Problem to work on:
Return the data exactly, apart from leaving out the pictures.

Input records:

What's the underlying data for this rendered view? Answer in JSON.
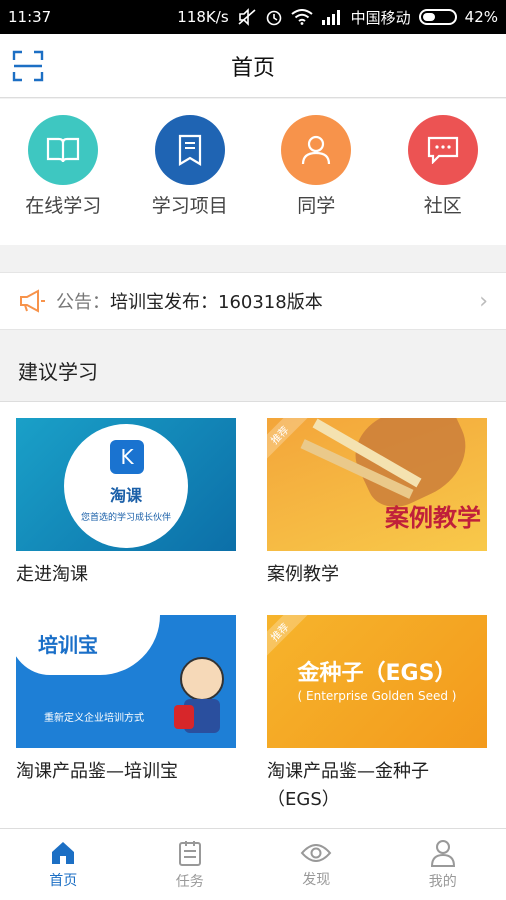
{
  "status": {
    "time": "11:37",
    "speed": "118K/s",
    "carrier": "中国移动",
    "battery": "42%",
    "battery_level": 0.42
  },
  "header": {
    "title": "首页"
  },
  "quick": [
    {
      "label": "在线学习",
      "color": "#3ec7c1",
      "icon": "book-icon"
    },
    {
      "label": "学习项目",
      "color": "#1f64b3",
      "icon": "bookmark-icon"
    },
    {
      "label": "同学",
      "color": "#f7934b",
      "icon": "person-icon"
    },
    {
      "label": "社区",
      "color": "#ec5353",
      "icon": "chat-icon"
    }
  ],
  "notice": {
    "prefix": "公告：",
    "text": "培训宝发布：160318版本"
  },
  "section": {
    "title": "建议学习"
  },
  "cards": [
    {
      "caption": "走进淘课",
      "thumb_title": "淘课",
      "thumb_sub": "您首选的学习成长伙伴",
      "tag": ""
    },
    {
      "caption": "案例教学",
      "thumb_title": "案例教学",
      "thumb_sub": "",
      "tag": "推荐"
    },
    {
      "caption": "淘课产品鉴—培训宝",
      "thumb_title": "培训宝",
      "thumb_sub": "重新定义企业培训方式",
      "tag": ""
    },
    {
      "caption": "淘课产品鉴—金种子（EGS）",
      "thumb_title": "金种子（EGS）",
      "thumb_sub": "( Enterprise Golden Seed )",
      "tag": "推荐"
    }
  ],
  "tabs": [
    {
      "label": "首页",
      "icon": "home-icon",
      "active": true
    },
    {
      "label": "任务",
      "icon": "clipboard-icon",
      "active": false
    },
    {
      "label": "发现",
      "icon": "eye-icon",
      "active": false
    },
    {
      "label": "我的",
      "icon": "user-icon",
      "active": false
    }
  ],
  "colors": {
    "accent": "#1c6fc4",
    "inactive": "#999999"
  }
}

Answer below:
What's the underlying data for this rendered view? Answer in JSON.
{
  "status": {
    "time": "11:37",
    "speed": "118K/s",
    "carrier": "中国移动",
    "battery": "42%",
    "battery_level": 0.42
  },
  "header": {
    "title": "首页"
  },
  "quick": [
    {
      "label": "在线学习",
      "color": "#3ec7c1",
      "icon": "book-icon"
    },
    {
      "label": "学习项目",
      "color": "#1f64b3",
      "icon": "bookmark-icon"
    },
    {
      "label": "同学",
      "color": "#f7934b",
      "icon": "person-icon"
    },
    {
      "label": "社区",
      "color": "#ec5353",
      "icon": "chat-icon"
    }
  ],
  "notice": {
    "prefix": "公告：",
    "text": "培训宝发布：160318版本"
  },
  "section": {
    "title": "建议学习"
  },
  "cards": [
    {
      "caption": "走进淘课",
      "thumb_title": "淘课",
      "thumb_sub": "您首选的学习成长伙伴",
      "tag": ""
    },
    {
      "caption": "案例教学",
      "thumb_title": "案例教学",
      "thumb_sub": "",
      "tag": "推荐"
    },
    {
      "caption": "淘课产品鉴—培训宝",
      "thumb_title": "培训宝",
      "thumb_sub": "重新定义企业培训方式",
      "tag": ""
    },
    {
      "caption": "淘课产品鉴—金种子（EGS）",
      "thumb_title": "金种子（EGS）",
      "thumb_sub": "( Enterprise Golden Seed )",
      "tag": "推荐"
    }
  ],
  "tabs": [
    {
      "label": "首页",
      "icon": "home-icon",
      "active": true
    },
    {
      "label": "任务",
      "icon": "clipboard-icon",
      "active": false
    },
    {
      "label": "发现",
      "icon": "eye-icon",
      "active": false
    },
    {
      "label": "我的",
      "icon": "user-icon",
      "active": false
    }
  ],
  "colors": {
    "accent": "#1c6fc4",
    "inactive": "#999999"
  }
}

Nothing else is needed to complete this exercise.